* [EXERCISE OBJECTIVE]: Search the records for the string "true" and copy every line in which it appears.

* [Records excerpted from a collection]:
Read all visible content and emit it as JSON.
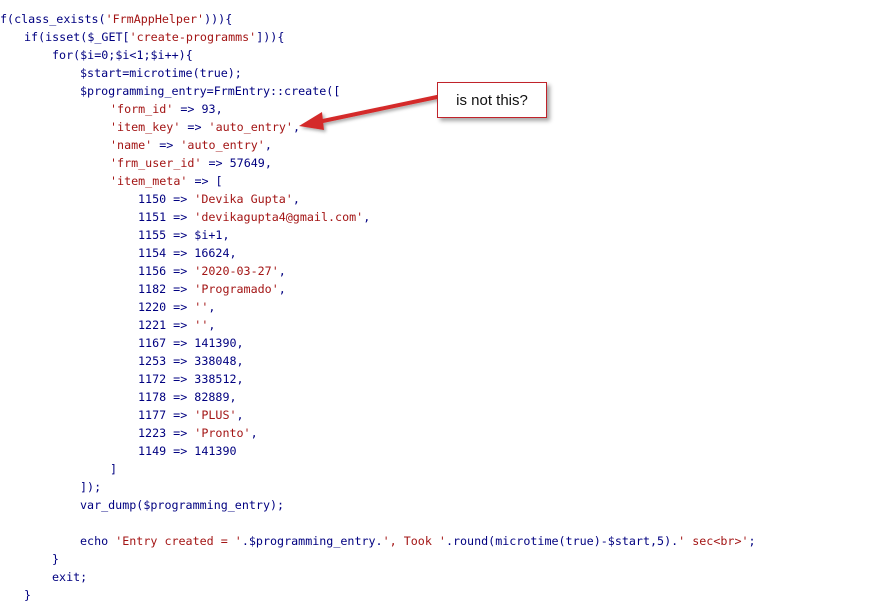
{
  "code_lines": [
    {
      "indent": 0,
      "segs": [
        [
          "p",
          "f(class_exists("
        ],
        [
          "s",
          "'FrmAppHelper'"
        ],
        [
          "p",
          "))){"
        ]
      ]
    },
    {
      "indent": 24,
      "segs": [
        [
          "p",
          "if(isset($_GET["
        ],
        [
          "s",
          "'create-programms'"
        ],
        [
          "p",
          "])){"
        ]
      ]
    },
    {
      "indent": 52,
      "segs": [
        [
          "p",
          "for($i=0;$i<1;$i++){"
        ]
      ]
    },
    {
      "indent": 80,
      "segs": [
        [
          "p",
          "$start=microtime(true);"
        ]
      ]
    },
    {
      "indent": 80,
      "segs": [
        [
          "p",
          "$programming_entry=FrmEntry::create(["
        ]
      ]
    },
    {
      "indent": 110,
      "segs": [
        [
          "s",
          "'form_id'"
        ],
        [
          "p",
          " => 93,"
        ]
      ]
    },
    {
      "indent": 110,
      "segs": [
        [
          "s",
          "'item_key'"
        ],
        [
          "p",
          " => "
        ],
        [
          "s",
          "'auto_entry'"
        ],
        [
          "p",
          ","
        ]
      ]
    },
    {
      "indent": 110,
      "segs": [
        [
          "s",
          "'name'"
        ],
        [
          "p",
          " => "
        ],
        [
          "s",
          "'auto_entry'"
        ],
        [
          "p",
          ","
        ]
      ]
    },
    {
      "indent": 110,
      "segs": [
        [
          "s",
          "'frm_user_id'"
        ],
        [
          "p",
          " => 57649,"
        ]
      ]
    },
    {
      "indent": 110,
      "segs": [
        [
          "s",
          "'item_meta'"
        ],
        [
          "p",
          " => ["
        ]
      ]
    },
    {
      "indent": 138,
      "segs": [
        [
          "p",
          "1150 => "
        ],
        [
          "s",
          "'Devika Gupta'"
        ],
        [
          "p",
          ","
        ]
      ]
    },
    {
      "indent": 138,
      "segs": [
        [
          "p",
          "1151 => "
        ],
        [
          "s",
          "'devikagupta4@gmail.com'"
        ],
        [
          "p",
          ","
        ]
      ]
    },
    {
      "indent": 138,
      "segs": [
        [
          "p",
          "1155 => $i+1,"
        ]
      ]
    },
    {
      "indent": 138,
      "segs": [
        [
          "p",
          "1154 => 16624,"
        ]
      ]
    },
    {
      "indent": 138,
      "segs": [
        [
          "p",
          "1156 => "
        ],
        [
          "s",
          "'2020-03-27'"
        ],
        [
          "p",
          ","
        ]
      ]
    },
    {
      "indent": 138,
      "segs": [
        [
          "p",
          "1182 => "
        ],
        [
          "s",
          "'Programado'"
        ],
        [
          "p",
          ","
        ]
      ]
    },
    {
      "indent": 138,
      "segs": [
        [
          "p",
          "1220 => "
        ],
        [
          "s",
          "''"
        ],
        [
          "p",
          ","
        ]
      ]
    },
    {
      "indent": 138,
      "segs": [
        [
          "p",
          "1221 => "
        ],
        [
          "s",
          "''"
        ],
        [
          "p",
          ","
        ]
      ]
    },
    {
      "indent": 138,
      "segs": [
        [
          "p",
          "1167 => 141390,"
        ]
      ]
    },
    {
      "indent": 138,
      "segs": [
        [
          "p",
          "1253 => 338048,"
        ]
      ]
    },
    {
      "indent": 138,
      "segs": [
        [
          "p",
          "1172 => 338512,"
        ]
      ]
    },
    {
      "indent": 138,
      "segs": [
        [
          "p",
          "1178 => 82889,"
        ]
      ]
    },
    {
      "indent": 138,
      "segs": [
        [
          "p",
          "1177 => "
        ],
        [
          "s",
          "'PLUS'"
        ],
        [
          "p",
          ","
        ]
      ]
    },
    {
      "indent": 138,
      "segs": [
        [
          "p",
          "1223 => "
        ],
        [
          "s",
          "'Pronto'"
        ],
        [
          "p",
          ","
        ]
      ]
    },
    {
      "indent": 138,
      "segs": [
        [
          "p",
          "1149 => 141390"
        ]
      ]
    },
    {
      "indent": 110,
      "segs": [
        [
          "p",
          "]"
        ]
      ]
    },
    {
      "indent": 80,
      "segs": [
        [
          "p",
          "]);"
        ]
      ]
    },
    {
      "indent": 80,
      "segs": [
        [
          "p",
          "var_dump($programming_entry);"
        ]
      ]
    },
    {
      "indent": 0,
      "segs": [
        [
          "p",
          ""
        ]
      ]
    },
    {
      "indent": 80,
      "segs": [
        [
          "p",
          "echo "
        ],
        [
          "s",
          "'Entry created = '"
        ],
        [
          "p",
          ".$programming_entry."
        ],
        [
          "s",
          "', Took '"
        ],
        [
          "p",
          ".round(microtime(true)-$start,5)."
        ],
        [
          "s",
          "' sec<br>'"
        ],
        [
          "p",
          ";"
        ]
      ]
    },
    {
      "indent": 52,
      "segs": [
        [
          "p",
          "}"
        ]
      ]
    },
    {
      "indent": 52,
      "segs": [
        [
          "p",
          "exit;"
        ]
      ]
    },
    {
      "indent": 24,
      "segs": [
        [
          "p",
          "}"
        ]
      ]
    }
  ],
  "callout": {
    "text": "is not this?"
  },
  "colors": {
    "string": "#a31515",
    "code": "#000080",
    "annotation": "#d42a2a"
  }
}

* [COMPLETED EXERCISE]:
          "$start=microtime(true);"
          ".round(microtime(true)-$start,5)."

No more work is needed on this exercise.